Materials provided START

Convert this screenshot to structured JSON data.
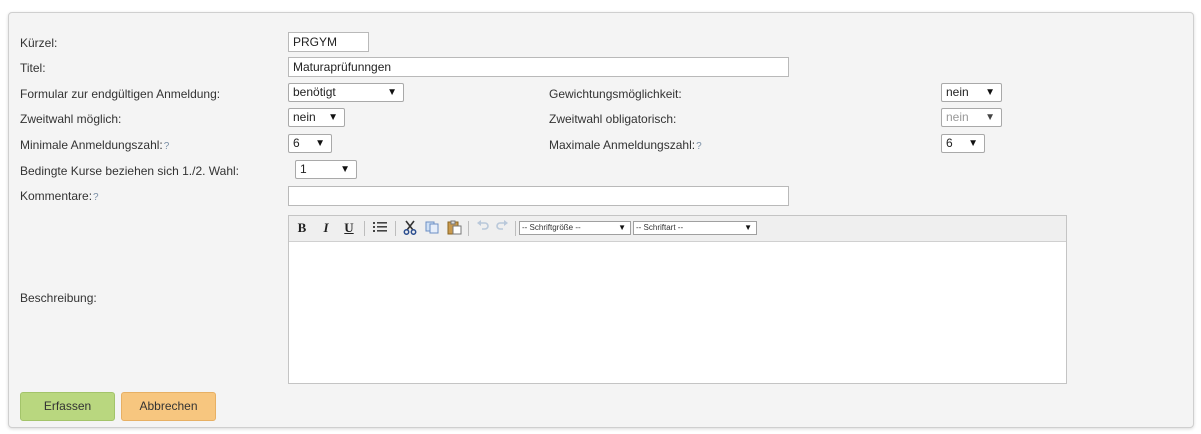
{
  "form": {
    "kuerzel": {
      "label": "Kürzel:",
      "value": "PRGYM"
    },
    "titel": {
      "label": "Titel:",
      "value": "Maturaprüfunngen"
    },
    "formular": {
      "label": "Formular zur endgültigen Anmeldung:",
      "value": "benötigt"
    },
    "gewichtung": {
      "label": "Gewichtungsmöglichkeit:",
      "value": "nein"
    },
    "zweitwahl": {
      "label": "Zweitwahl möglich:",
      "value": "nein"
    },
    "zweitwahl_obl": {
      "label": "Zweitwahl obligatorisch:",
      "value": "nein"
    },
    "min_anmeldung": {
      "label": "Minimale Anmeldungszahl:",
      "hint": "?",
      "value": "6"
    },
    "max_anmeldung": {
      "label": "Maximale Anmeldungszahl:",
      "hint": "?",
      "value": "6"
    },
    "bedingte": {
      "label": "Bedingte Kurse beziehen sich 1./2. Wahl:",
      "value": "1"
    },
    "kommentare": {
      "label": "Kommentare:",
      "hint": "?",
      "value": ""
    },
    "beschreibung": {
      "label": "Beschreibung:"
    }
  },
  "editor": {
    "bold": "B",
    "italic": "I",
    "underline": "U",
    "fontsize_select": "-- Schriftgröße --",
    "fontface_select": "-- Schriftart --"
  },
  "buttons": {
    "submit": "Erfassen",
    "cancel": "Abbrechen"
  },
  "colors": {
    "submit_bg": "#b9d77f",
    "cancel_bg": "#f7c67f",
    "panel_bg": "#f4f4f4"
  }
}
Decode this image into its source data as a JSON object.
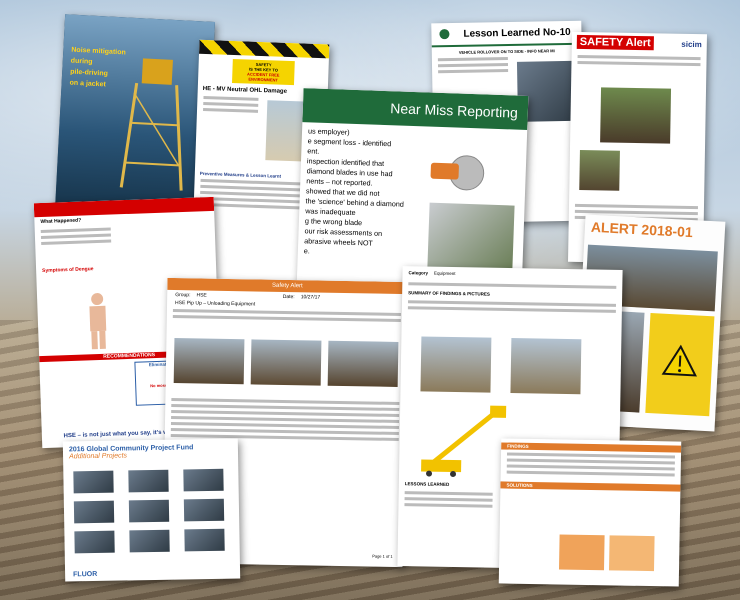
{
  "docs": {
    "noise": {
      "lines": [
        "Noise mitigation",
        "during",
        "pile-driving",
        "on a jacket"
      ]
    },
    "hvs": {
      "sign_top": "SAFETY",
      "sign_mid": "IS THE KEY TO",
      "sign_bot": "ACCIDENT FREE ENVIRONMENT",
      "title": "HE - MV Neutral OHL Damage",
      "preventive": "Preventive Measures & Lesson Learnt"
    },
    "lesson": {
      "title": "Lesson Learned No-10",
      "subtitle": "VEHICLE ROLLOVER ON TO SIDE - INFO NEAR MI"
    },
    "sicim": {
      "title": "SAFETY Alert",
      "brand": "sicim"
    },
    "near_miss": {
      "title": "Near Miss Reporting",
      "lines": [
        "us employer)",
        "e segment loss - identified",
        "ent.",
        "inspection identified that",
        "diamond blades in use had",
        "nents – not reported.",
        "showed that we did not",
        "the 'science' behind a diamond",
        "was inadequate",
        "g the wrong blade",
        "our risk assessments on",
        "abrasive wheels NOT",
        "e."
      ]
    },
    "alert2018": {
      "title": "ALERT 2018-01"
    },
    "dengue": {
      "what_happened": "What Happened?",
      "symptoms": "Symptoms of Dengue",
      "recommendations": "RECOMMENDATIONS",
      "eliminate": "Eliminate breeding sites!",
      "no_mosquitoes": "No mosquitoes no Dengue!",
      "footer": "HSE – is not just what you say, it's what you do!"
    },
    "unloading": {
      "title": "Safety Alert",
      "group_label": "Group:",
      "group_value": "HSE",
      "date_label": "Date:",
      "date_value": "10/27/17",
      "subject": "HSE Pip Up – Unloading Equipment",
      "page": "Page 1 of 1"
    },
    "fall": {
      "header": "SUMMARY OF FINDINGS & PICTURES",
      "lessons": "LESSONS LEARNED",
      "category": "Category",
      "category_value": "Equipment"
    },
    "fund": {
      "title": "2016 Global Community Project Fund",
      "subtitle": "Additional Projects",
      "brand": "FLUOR"
    },
    "findings": {
      "findings": "FINDINGS",
      "solutions": "SOLUTIONS"
    }
  },
  "colors": {
    "red": "#d40000",
    "green": "#1f6b3a",
    "orange": "#e07a2a",
    "blue": "#2b5ea7"
  }
}
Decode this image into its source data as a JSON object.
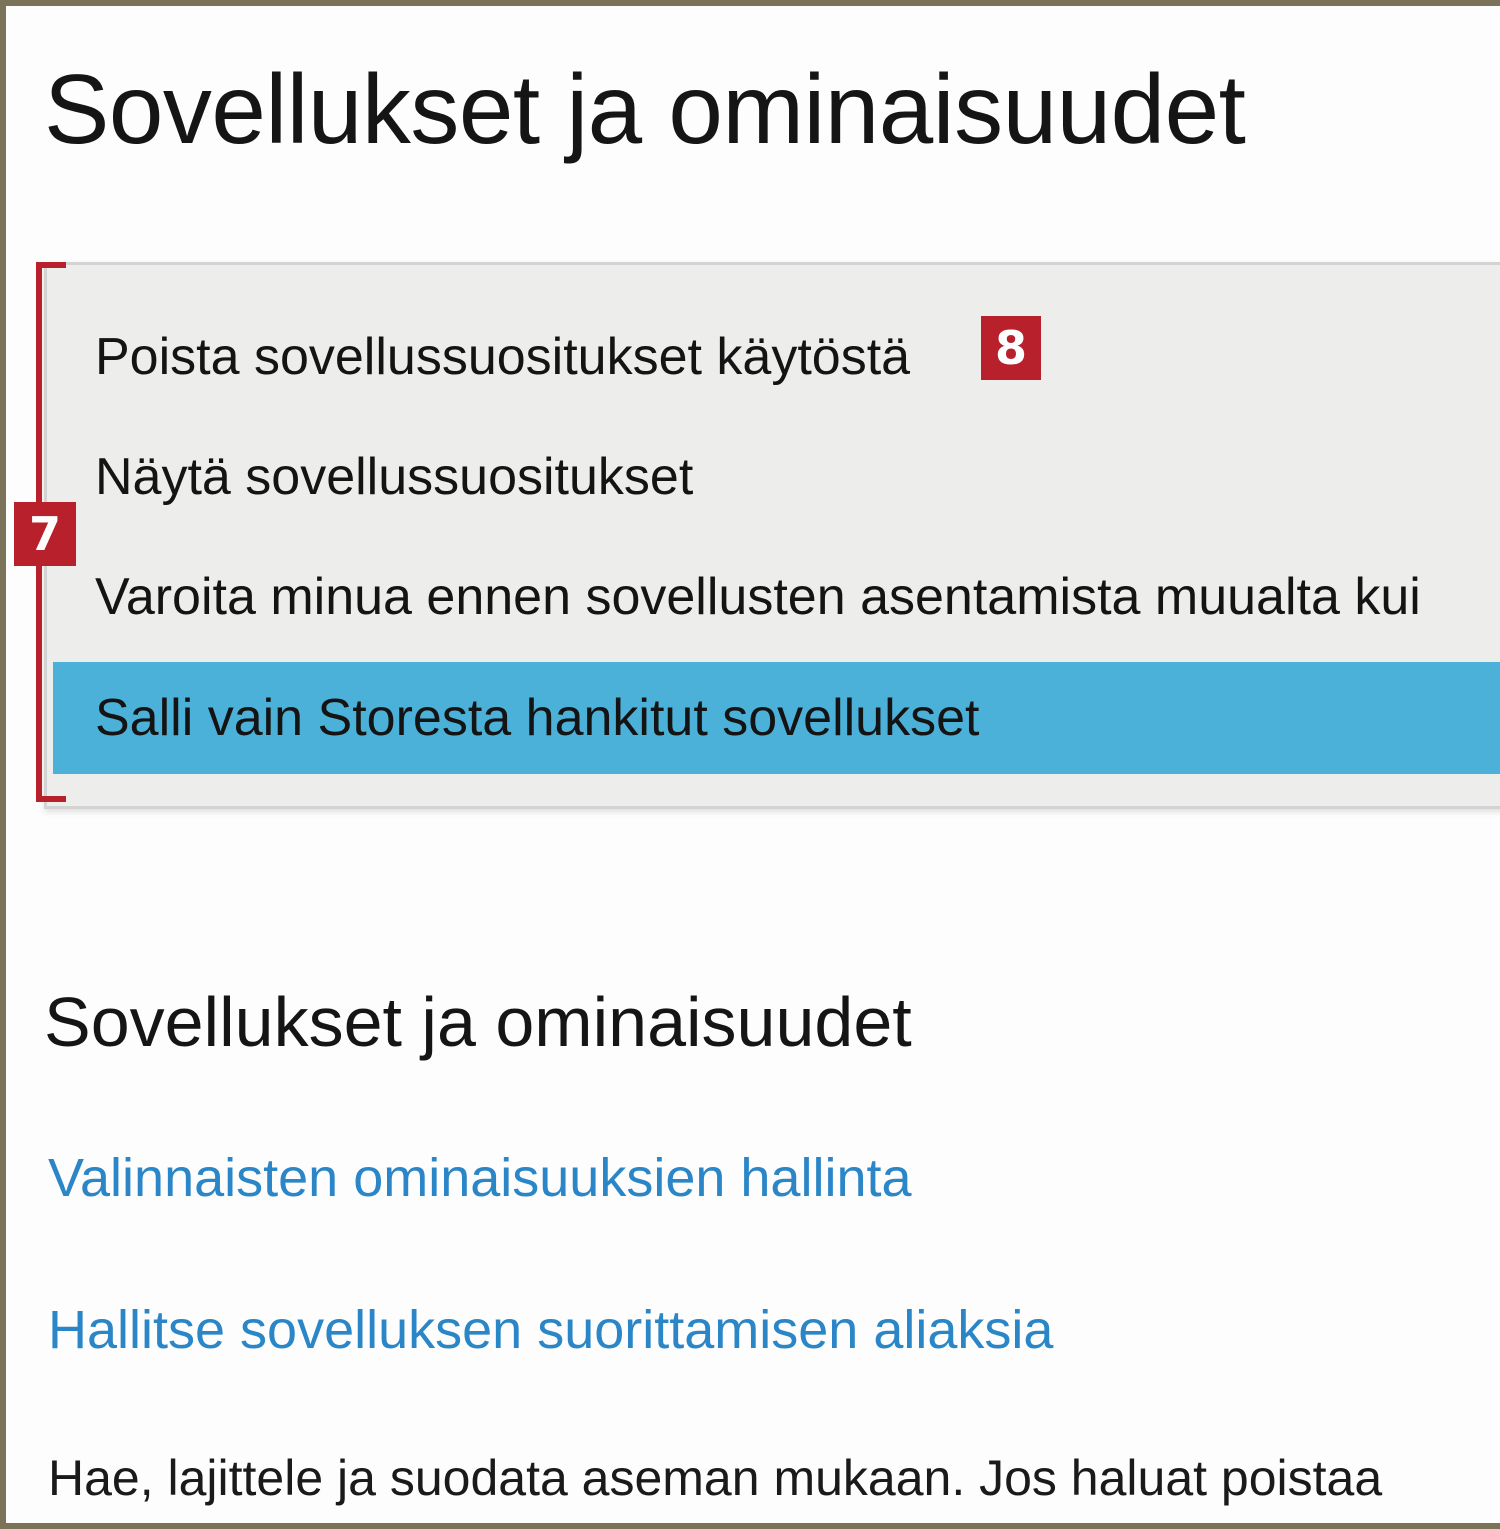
{
  "header": {
    "title": "Sovellukset ja ominaisuudet"
  },
  "install_source": {
    "options": [
      {
        "label": "Poista sovellussuositukset käytöstä",
        "selected": false
      },
      {
        "label": "Näytä sovellussuositukset",
        "selected": false
      },
      {
        "label": "Varoita minua ennen sovellusten asentamista muualta kui",
        "selected": false
      },
      {
        "label": "Salli vain Storesta hankitut sovellukset",
        "selected": true
      }
    ],
    "selected_color": "#4cb1d9"
  },
  "annotations": {
    "marker_dropdown": "7",
    "marker_option": "8",
    "color": "#b8202c"
  },
  "apps_section": {
    "heading": "Sovellukset ja ominaisuudet",
    "links": [
      "Valinnaisten ominaisuuksien hallinta",
      "Hallitse sovelluksen suorittamisen aliaksia"
    ],
    "description": "Hae, lajittele ja suodata aseman mukaan. Jos haluat poistaa"
  }
}
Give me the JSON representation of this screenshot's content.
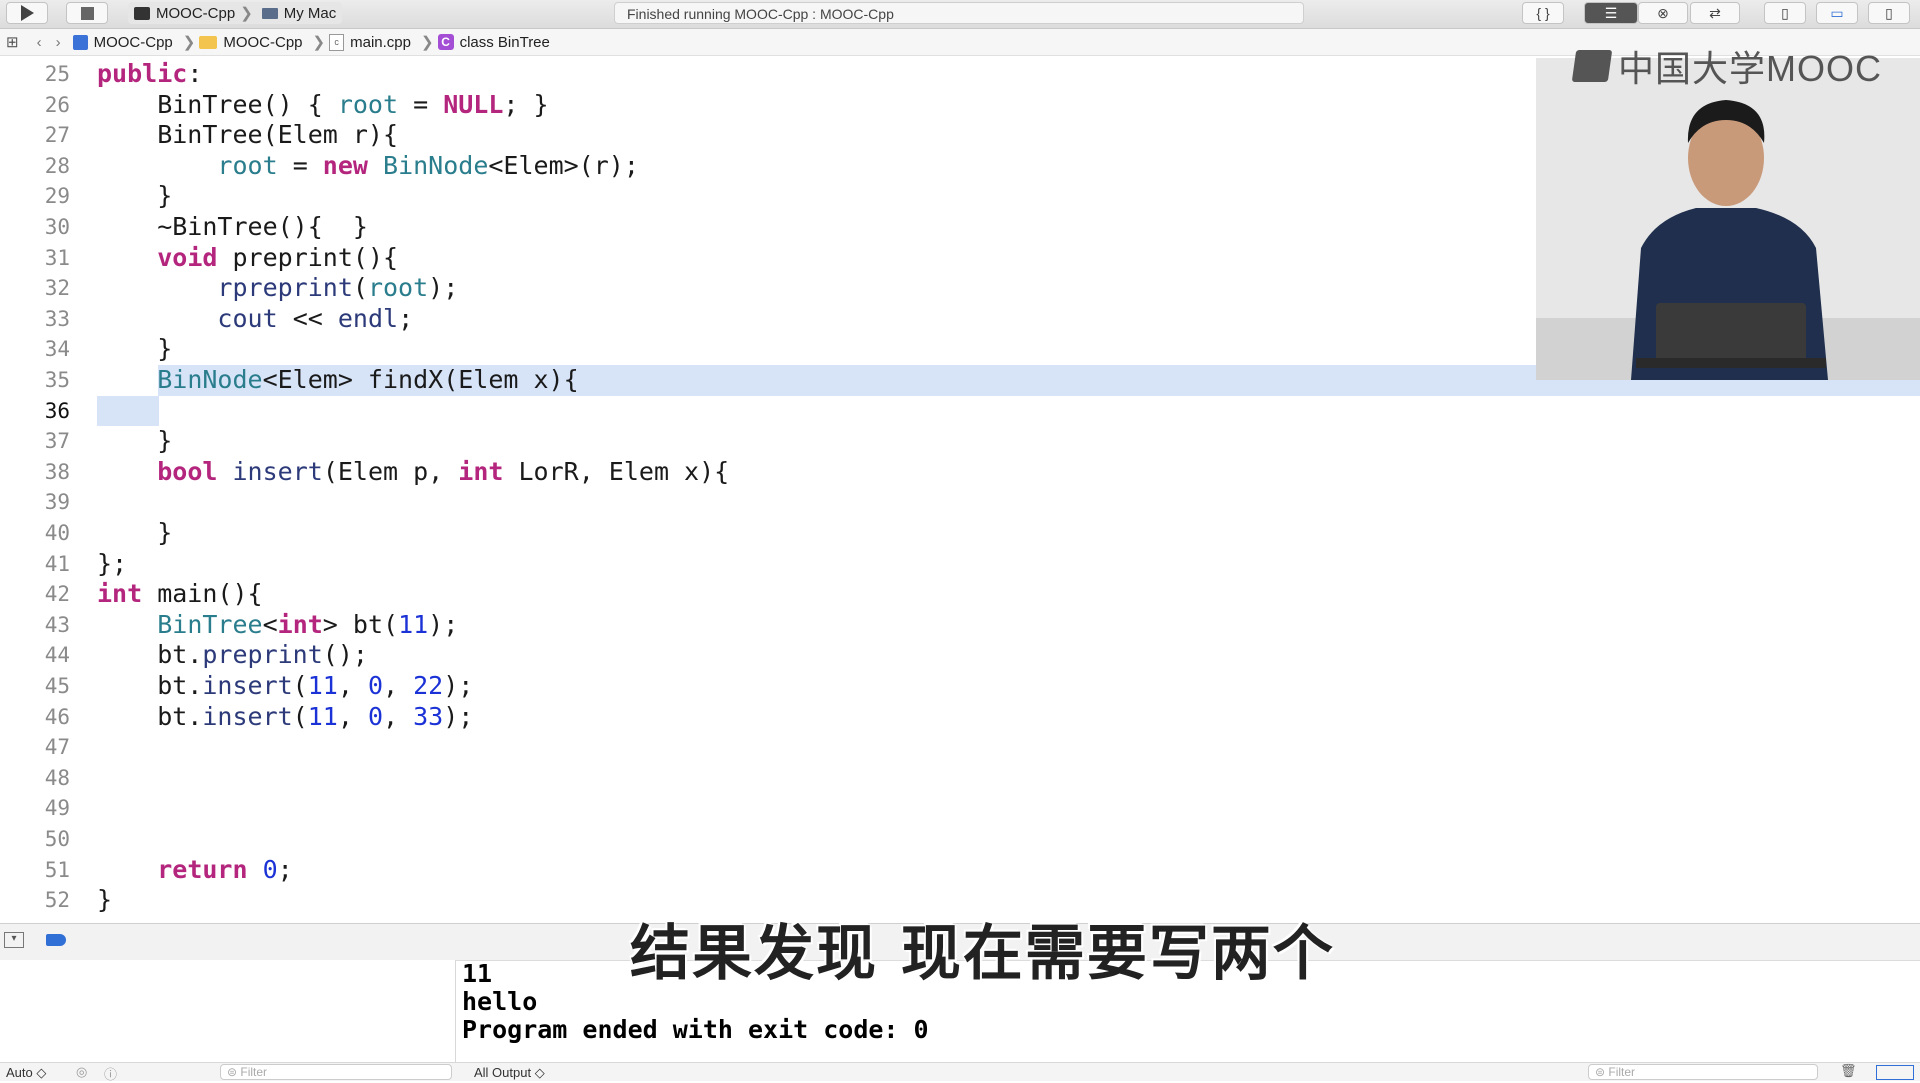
{
  "toolbar": {
    "run_icon": "play-icon",
    "stop_icon": "stop-icon",
    "scheme": "MOOC-Cpp",
    "destination": "My Mac",
    "status": "Finished running MOOC-Cpp : MOOC-Cpp",
    "right_icons": [
      "braces-icon",
      "standard-editor-icon",
      "assistant-editor-icon",
      "version-editor-icon",
      "navigator-toggle-icon",
      "debug-area-toggle-icon",
      "utilities-toggle-icon"
    ]
  },
  "jumpbar": {
    "items": [
      "MOOC-Cpp",
      "MOOC-Cpp",
      "main.cpp",
      "class BinTree"
    ]
  },
  "editor": {
    "current_line": 36,
    "lines": [
      {
        "n": "25",
        "c": "public:"
      },
      {
        "n": "26",
        "c": "    BinTree() { root = NULL; }"
      },
      {
        "n": "27",
        "c": "    BinTree(Elem r){"
      },
      {
        "n": "28",
        "c": "        root = new BinNode<Elem>(r);"
      },
      {
        "n": "29",
        "c": "    }"
      },
      {
        "n": "30",
        "c": "    ~BinTree(){  }"
      },
      {
        "n": "31",
        "c": "    void preprint(){"
      },
      {
        "n": "32",
        "c": "        rpreprint(root);"
      },
      {
        "n": "33",
        "c": "        cout << endl;"
      },
      {
        "n": "34",
        "c": "    }"
      },
      {
        "n": "35",
        "c": "    BinNode<Elem> findX(Elem x){"
      },
      {
        "n": "36",
        "c": ""
      },
      {
        "n": "37",
        "c": "    }"
      },
      {
        "n": "38",
        "c": "    bool insert(Elem p, int LorR, Elem x){"
      },
      {
        "n": "39",
        "c": ""
      },
      {
        "n": "40",
        "c": "    }"
      },
      {
        "n": "41",
        "c": "};"
      },
      {
        "n": "42",
        "c": "int main(){"
      },
      {
        "n": "43",
        "c": "    BinTree<int> bt(11);"
      },
      {
        "n": "44",
        "c": "    bt.preprint();"
      },
      {
        "n": "45",
        "c": "    bt.insert(11, 0, 22);"
      },
      {
        "n": "46",
        "c": "    bt.insert(11, 0, 33);"
      },
      {
        "n": "47",
        "c": ""
      },
      {
        "n": "48",
        "c": ""
      },
      {
        "n": "49",
        "c": ""
      },
      {
        "n": "50",
        "c": ""
      },
      {
        "n": "51",
        "c": "    return 0;"
      },
      {
        "n": "52",
        "c": "}"
      }
    ]
  },
  "video": {
    "logo_text": "中国大学MOOC"
  },
  "console": {
    "lines": [
      "11",
      "hello",
      "Program ended with exit code: 0"
    ]
  },
  "subtitle": "结果发现 现在需要写两个",
  "bottom": {
    "auto_label": "Auto ◇",
    "filter_placeholder": "Filter",
    "output_selector": "All Output ◇",
    "filter_right_placeholder": "Filter"
  },
  "colors": {
    "keyword": "#b4267d",
    "type": "#2a7d8c",
    "number": "#1b32d6",
    "current_line_highlight": "#d7e4f8"
  }
}
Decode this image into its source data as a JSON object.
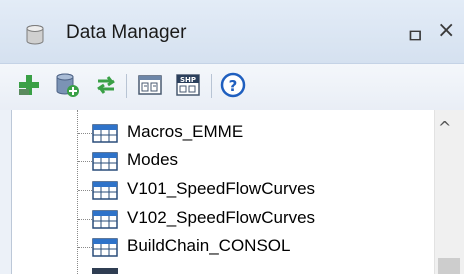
{
  "panel": {
    "title": "Data Manager",
    "pin_glyph": "ㅁ",
    "close_glyph": "×"
  },
  "toolbar": {
    "buttons": [
      {
        "icon": "add-icon"
      },
      {
        "icon": "add-database-icon"
      },
      {
        "icon": "refresh-icon"
      },
      {
        "icon": "import-table-icon"
      },
      {
        "icon": "shp-file-icon"
      },
      {
        "icon": "help-icon"
      }
    ],
    "shp_text": "SHP",
    "help_text": "?"
  },
  "tree": {
    "items": [
      {
        "label": "Macros_EMME",
        "icon": "table-icon"
      },
      {
        "label": "Modes",
        "icon": "table-icon"
      },
      {
        "label": "V101_SpeedFlowCurves",
        "icon": "table-icon"
      },
      {
        "label": "V102_SpeedFlowCurves",
        "icon": "table-icon"
      },
      {
        "label": "BuildChain_CONSOL",
        "icon": "table-icon"
      }
    ]
  },
  "scrollbar": {
    "up_glyph": "^"
  },
  "colors": {
    "title_bg": "#dce6f3",
    "add_green": "#3aa046",
    "help_blue": "#1f5fbf",
    "table_icon_blue": "#2f73c9"
  }
}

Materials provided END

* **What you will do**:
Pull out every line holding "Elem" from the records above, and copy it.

* **Answer space**:
        "c": "    BinTree(Elem r){"
        "c": "        root = new BinNode<Elem>(r);"
        "c": "    BinNode<Elem> findX(Elem x){"
        "c": "    bool insert(Elem p, int LorR, Elem x){"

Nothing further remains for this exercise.